Should a line in the entries below contain "class", return that line.
── Task material
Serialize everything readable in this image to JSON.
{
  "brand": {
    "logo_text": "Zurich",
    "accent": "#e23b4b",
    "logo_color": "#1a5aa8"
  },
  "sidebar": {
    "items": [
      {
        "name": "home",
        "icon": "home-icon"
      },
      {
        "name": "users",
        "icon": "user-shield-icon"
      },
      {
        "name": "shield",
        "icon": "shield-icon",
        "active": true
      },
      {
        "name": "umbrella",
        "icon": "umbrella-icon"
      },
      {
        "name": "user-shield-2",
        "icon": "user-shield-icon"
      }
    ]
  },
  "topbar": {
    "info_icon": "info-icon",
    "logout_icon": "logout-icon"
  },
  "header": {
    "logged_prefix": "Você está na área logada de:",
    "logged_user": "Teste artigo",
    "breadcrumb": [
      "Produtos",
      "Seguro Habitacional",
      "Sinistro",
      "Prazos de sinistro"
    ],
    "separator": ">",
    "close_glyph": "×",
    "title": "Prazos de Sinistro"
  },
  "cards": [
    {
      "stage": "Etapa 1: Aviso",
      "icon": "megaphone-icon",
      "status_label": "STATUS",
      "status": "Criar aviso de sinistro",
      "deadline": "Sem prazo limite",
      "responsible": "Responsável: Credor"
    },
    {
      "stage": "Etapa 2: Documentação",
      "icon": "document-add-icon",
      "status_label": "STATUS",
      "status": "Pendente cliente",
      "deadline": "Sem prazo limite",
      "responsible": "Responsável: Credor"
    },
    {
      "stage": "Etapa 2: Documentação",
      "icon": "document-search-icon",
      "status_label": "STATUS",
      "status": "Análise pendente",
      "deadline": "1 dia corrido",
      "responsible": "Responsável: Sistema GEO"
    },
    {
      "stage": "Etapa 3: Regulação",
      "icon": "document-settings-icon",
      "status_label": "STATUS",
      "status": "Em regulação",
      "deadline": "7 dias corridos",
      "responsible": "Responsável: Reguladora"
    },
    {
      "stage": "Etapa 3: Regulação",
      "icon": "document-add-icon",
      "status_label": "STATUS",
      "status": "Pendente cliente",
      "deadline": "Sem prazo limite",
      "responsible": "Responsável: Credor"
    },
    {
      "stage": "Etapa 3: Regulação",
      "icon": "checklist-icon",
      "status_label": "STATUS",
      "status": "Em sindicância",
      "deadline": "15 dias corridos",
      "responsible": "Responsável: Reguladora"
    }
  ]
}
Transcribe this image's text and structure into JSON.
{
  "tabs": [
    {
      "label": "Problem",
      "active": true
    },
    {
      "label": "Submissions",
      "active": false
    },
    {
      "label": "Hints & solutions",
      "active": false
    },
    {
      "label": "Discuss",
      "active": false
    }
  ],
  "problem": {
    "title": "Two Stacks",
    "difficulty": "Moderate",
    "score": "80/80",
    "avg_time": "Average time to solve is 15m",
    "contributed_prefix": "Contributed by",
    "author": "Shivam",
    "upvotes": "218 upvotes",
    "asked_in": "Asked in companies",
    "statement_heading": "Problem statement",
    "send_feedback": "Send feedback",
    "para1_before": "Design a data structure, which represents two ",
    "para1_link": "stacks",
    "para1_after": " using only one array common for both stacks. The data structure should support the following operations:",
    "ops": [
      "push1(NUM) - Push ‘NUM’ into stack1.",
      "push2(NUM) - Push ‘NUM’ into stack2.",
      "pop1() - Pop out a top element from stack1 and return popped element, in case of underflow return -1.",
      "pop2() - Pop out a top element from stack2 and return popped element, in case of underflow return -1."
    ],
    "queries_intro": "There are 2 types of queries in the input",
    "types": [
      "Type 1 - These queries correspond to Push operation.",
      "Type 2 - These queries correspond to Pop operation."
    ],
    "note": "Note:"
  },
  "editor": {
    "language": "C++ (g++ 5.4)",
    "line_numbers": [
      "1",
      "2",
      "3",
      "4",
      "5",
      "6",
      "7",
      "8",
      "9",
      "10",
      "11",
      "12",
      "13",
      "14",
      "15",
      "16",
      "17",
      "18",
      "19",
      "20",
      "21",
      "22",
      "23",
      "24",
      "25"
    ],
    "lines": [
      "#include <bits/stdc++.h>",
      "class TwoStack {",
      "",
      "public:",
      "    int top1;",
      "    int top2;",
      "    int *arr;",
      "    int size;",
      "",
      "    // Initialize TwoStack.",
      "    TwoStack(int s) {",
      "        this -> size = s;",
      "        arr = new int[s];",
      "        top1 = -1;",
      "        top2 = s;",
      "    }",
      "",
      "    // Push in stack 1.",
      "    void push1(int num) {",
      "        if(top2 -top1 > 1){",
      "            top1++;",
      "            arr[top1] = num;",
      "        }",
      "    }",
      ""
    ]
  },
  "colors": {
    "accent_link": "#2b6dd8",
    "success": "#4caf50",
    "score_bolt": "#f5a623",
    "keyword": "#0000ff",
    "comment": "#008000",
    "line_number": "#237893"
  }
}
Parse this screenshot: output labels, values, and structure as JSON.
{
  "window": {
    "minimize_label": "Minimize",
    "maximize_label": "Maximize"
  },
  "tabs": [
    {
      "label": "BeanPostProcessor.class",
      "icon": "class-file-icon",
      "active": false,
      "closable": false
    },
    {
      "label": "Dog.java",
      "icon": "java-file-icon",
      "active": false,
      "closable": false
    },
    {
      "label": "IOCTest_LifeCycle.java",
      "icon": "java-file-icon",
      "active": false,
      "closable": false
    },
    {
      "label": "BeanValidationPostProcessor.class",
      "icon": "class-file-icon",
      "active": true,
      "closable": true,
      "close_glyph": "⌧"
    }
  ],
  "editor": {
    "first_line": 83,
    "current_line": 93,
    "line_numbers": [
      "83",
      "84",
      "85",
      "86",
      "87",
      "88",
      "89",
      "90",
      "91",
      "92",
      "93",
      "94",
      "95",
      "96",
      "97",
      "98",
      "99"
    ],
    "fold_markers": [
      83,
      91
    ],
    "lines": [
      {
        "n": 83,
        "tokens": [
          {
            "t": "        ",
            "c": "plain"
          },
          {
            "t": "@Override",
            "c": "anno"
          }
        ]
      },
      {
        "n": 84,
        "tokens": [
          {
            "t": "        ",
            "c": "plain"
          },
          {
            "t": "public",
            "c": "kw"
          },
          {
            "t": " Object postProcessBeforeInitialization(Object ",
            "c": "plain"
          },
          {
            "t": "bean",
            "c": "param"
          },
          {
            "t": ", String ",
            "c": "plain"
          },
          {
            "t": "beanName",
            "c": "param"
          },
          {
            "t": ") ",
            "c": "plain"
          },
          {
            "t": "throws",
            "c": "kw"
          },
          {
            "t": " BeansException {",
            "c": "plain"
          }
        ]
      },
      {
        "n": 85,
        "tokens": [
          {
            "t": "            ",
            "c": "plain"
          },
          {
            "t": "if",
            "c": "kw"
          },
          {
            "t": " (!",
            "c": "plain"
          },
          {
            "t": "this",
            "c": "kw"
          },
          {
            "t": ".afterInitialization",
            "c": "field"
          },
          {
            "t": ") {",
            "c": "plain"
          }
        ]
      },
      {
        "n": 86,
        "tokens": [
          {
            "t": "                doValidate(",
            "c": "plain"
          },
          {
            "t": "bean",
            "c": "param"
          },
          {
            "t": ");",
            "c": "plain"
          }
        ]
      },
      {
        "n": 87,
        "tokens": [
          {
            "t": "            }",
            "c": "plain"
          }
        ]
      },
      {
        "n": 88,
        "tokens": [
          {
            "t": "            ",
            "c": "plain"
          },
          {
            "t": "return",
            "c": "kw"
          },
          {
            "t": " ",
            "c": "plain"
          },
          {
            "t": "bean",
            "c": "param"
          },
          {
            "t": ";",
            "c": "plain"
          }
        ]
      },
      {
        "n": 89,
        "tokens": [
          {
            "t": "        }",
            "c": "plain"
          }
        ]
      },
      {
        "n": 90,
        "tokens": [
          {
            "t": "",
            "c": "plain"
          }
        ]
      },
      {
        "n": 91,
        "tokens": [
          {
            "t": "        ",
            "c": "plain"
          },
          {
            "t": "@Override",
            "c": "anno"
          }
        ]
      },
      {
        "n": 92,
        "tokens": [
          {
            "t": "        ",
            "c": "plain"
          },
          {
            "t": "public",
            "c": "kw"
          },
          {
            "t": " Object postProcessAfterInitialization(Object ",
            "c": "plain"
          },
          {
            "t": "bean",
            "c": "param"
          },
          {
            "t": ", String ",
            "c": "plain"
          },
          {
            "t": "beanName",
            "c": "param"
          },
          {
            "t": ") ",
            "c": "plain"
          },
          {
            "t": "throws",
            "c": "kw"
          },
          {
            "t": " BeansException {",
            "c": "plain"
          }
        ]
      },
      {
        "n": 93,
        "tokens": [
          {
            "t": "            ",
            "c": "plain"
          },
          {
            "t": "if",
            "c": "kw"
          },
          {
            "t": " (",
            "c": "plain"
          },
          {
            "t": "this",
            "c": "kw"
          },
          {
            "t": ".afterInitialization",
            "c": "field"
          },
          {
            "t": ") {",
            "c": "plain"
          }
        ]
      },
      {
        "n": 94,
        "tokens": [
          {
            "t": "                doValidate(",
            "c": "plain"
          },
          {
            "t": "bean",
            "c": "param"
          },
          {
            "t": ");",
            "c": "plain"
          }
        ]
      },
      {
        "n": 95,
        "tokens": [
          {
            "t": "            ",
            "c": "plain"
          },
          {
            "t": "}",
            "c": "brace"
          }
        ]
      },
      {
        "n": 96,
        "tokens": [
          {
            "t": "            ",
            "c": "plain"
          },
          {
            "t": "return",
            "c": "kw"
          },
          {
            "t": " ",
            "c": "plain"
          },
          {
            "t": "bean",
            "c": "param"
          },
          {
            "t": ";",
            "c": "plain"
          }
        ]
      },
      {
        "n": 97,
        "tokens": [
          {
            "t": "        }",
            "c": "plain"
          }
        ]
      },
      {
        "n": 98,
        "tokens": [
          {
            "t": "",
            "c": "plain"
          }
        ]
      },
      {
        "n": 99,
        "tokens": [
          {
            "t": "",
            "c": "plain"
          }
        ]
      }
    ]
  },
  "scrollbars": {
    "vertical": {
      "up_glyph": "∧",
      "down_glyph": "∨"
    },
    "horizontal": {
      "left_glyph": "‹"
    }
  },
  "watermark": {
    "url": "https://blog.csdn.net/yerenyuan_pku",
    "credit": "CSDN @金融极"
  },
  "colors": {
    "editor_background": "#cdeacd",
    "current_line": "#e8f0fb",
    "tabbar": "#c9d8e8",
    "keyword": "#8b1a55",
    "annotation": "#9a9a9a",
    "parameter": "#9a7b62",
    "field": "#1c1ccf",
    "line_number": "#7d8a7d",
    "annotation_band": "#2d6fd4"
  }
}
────
● Response to this task
      "class TwoStack {",
      "label": "BeanPostProcessor.class",
      "icon": "class-file-icon",
      "label": "BeanValidationPostProcessor.class",
      "icon": "class-file-icon",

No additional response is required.